● **Work task**:
In the entries below, find the lines that contain the word "Excel" and copy them.

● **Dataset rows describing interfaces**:
=-=-=
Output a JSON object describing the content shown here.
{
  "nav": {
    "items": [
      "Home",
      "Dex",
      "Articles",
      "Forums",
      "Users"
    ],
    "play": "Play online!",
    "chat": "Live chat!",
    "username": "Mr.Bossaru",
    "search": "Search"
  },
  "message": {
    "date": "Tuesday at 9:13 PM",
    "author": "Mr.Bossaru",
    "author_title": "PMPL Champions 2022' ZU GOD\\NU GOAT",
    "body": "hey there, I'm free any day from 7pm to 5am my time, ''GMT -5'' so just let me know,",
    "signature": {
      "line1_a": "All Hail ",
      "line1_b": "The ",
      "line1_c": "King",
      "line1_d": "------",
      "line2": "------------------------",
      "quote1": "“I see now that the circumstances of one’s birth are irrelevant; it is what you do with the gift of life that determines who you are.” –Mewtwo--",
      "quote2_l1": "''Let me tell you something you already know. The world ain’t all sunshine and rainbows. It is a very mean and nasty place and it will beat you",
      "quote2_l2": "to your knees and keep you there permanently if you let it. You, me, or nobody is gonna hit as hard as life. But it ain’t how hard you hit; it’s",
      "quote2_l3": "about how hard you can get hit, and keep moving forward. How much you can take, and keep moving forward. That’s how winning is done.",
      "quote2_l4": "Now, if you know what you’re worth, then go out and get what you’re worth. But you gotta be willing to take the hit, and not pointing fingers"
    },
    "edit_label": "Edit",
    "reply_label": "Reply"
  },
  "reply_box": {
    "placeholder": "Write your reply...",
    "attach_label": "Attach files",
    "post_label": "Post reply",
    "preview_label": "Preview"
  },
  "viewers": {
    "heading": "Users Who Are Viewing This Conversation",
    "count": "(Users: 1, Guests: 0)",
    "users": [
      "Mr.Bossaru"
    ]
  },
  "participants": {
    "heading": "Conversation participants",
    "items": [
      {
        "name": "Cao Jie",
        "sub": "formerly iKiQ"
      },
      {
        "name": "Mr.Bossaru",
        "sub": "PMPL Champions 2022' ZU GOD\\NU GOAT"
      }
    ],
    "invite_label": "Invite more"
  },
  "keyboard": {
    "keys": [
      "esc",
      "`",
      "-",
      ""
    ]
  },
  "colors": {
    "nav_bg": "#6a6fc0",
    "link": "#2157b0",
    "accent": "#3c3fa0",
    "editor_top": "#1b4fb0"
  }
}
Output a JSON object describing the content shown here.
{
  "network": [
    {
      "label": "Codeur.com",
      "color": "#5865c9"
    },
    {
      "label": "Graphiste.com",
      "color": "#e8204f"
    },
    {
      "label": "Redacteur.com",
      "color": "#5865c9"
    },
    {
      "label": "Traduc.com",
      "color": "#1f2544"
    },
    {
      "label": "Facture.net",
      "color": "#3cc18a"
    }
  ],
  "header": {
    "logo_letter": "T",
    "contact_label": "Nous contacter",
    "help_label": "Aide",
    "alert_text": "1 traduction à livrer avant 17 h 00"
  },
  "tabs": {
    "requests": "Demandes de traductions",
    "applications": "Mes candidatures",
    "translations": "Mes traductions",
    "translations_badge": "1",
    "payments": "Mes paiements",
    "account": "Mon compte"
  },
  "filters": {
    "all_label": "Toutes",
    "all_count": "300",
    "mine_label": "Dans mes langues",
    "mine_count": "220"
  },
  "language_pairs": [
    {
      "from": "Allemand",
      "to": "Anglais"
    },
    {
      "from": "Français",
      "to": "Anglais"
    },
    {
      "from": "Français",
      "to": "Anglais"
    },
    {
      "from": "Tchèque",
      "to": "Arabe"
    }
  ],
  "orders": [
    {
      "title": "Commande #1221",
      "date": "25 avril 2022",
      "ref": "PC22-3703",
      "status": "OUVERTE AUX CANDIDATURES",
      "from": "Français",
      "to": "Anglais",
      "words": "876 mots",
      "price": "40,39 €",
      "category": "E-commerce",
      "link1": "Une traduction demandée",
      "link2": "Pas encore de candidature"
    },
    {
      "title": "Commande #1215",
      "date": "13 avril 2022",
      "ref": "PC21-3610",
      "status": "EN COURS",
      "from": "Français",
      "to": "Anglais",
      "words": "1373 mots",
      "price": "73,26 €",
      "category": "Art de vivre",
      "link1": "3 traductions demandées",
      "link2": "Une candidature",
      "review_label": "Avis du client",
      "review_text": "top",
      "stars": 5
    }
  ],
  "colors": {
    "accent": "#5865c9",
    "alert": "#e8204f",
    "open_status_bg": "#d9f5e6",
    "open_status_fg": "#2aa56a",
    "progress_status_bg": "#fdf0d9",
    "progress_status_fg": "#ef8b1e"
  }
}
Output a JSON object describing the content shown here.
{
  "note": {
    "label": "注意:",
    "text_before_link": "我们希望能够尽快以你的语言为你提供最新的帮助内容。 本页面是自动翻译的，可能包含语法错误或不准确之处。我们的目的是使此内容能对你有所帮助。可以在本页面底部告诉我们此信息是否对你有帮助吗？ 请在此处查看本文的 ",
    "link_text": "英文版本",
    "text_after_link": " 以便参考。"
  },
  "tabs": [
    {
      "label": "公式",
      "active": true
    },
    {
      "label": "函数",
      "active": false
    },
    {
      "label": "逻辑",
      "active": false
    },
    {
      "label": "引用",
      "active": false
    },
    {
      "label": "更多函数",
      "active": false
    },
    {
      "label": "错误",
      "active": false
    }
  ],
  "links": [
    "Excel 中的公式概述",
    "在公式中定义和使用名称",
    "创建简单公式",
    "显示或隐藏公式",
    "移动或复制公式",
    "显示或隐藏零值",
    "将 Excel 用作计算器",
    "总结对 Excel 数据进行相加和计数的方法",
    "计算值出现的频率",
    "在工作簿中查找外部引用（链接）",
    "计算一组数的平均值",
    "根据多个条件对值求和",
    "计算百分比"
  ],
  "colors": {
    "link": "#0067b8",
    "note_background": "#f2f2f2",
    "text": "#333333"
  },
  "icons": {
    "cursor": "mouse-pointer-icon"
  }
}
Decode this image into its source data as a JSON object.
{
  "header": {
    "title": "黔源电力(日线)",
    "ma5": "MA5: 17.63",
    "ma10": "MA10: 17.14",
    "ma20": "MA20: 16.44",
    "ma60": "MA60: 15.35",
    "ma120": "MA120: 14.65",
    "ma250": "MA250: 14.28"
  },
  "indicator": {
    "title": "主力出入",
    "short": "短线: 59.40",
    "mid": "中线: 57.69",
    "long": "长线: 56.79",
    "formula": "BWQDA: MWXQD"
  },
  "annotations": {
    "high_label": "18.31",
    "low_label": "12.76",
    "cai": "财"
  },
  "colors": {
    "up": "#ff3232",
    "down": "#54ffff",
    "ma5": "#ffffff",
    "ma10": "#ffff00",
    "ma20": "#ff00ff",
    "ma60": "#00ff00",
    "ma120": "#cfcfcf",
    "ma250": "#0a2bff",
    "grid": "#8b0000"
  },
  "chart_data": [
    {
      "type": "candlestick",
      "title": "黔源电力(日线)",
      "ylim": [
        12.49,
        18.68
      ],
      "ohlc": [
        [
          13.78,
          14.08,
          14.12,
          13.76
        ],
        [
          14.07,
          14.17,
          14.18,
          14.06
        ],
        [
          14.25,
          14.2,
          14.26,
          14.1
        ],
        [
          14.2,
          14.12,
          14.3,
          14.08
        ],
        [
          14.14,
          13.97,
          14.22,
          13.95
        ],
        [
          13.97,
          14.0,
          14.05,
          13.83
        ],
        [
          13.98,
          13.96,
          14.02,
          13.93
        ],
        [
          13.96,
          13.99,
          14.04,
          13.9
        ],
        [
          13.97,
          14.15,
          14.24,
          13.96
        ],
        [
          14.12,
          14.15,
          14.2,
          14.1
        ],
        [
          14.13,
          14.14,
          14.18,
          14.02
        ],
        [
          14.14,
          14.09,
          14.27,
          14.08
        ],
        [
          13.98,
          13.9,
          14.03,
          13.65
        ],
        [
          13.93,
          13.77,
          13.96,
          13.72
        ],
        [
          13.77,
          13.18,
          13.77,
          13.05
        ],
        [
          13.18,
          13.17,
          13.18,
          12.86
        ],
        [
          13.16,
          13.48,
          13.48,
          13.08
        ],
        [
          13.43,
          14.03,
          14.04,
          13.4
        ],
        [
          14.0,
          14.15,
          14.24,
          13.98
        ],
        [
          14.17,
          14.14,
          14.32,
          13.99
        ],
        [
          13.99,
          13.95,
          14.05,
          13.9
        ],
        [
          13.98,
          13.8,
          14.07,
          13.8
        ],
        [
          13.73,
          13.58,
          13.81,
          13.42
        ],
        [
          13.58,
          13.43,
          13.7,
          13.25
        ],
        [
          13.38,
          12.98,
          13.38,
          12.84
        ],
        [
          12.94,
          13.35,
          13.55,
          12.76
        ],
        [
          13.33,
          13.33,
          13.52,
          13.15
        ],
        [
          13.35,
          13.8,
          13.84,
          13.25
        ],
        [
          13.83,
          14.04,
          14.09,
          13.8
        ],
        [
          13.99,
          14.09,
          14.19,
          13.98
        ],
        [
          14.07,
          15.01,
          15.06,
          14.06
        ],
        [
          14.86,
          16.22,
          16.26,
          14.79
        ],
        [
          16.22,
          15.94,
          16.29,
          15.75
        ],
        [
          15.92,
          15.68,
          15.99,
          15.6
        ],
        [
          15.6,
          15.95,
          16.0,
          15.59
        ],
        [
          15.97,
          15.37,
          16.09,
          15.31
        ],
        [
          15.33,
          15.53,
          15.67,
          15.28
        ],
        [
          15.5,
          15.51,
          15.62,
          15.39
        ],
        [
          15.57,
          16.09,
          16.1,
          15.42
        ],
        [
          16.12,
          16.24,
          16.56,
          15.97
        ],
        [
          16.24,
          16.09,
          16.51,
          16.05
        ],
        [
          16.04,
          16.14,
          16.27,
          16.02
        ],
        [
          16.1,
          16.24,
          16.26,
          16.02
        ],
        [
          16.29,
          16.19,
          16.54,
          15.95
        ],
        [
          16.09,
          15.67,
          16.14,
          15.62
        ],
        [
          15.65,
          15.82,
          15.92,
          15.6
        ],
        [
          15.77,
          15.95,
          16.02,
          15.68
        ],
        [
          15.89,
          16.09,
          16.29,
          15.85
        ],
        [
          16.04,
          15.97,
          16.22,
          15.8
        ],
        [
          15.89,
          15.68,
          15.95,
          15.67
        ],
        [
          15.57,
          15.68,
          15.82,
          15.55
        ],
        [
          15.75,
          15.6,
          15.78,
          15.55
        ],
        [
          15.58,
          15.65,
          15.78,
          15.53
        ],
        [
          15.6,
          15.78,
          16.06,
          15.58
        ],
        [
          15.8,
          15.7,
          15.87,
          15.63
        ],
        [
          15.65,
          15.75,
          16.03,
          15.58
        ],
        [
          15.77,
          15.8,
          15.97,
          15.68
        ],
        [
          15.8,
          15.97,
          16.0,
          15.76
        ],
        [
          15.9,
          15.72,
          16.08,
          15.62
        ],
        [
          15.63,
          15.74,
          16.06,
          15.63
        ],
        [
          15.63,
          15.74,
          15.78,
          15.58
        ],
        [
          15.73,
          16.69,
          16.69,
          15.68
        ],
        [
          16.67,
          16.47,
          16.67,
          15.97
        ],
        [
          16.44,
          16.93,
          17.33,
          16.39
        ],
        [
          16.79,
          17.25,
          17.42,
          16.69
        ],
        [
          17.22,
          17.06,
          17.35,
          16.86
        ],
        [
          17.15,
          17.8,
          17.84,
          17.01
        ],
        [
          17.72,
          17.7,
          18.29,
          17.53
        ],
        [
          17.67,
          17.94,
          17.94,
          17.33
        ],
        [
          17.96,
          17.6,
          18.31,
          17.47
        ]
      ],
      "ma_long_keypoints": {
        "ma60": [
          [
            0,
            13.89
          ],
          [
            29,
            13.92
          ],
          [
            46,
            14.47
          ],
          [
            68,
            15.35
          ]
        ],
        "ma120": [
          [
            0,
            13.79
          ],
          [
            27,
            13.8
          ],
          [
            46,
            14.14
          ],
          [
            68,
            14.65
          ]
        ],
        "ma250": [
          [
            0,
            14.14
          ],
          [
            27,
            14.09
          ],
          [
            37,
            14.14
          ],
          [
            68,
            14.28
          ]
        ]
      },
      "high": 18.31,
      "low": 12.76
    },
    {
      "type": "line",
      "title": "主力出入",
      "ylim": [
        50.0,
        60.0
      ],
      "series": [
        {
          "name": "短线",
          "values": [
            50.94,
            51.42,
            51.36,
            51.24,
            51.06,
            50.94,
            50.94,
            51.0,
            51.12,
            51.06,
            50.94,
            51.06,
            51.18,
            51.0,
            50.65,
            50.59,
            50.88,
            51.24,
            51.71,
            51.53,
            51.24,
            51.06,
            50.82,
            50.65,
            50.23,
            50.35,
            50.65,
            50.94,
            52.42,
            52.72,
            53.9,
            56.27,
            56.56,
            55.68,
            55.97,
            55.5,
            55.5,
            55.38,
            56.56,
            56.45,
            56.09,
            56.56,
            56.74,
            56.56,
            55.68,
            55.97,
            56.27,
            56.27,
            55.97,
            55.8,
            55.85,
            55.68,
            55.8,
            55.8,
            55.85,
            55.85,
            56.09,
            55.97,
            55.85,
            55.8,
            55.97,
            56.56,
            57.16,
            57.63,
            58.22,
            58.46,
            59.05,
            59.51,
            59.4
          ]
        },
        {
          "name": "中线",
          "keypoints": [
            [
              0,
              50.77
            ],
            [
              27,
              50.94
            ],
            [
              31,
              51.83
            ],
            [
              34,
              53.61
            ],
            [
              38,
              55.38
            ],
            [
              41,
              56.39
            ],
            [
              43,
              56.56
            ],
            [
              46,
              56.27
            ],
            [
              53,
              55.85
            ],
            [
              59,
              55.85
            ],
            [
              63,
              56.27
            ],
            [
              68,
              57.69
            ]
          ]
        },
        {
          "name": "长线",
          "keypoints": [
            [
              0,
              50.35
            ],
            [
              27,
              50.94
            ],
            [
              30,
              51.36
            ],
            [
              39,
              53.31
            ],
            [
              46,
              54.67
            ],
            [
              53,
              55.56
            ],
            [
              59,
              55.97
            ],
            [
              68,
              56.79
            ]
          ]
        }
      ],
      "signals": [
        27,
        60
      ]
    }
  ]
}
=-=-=
● **Output below**:
    "Excel 中的公式概述",
    "将 Excel 用作计算器",
    "总结对 Excel 数据进行相加和计数的方法",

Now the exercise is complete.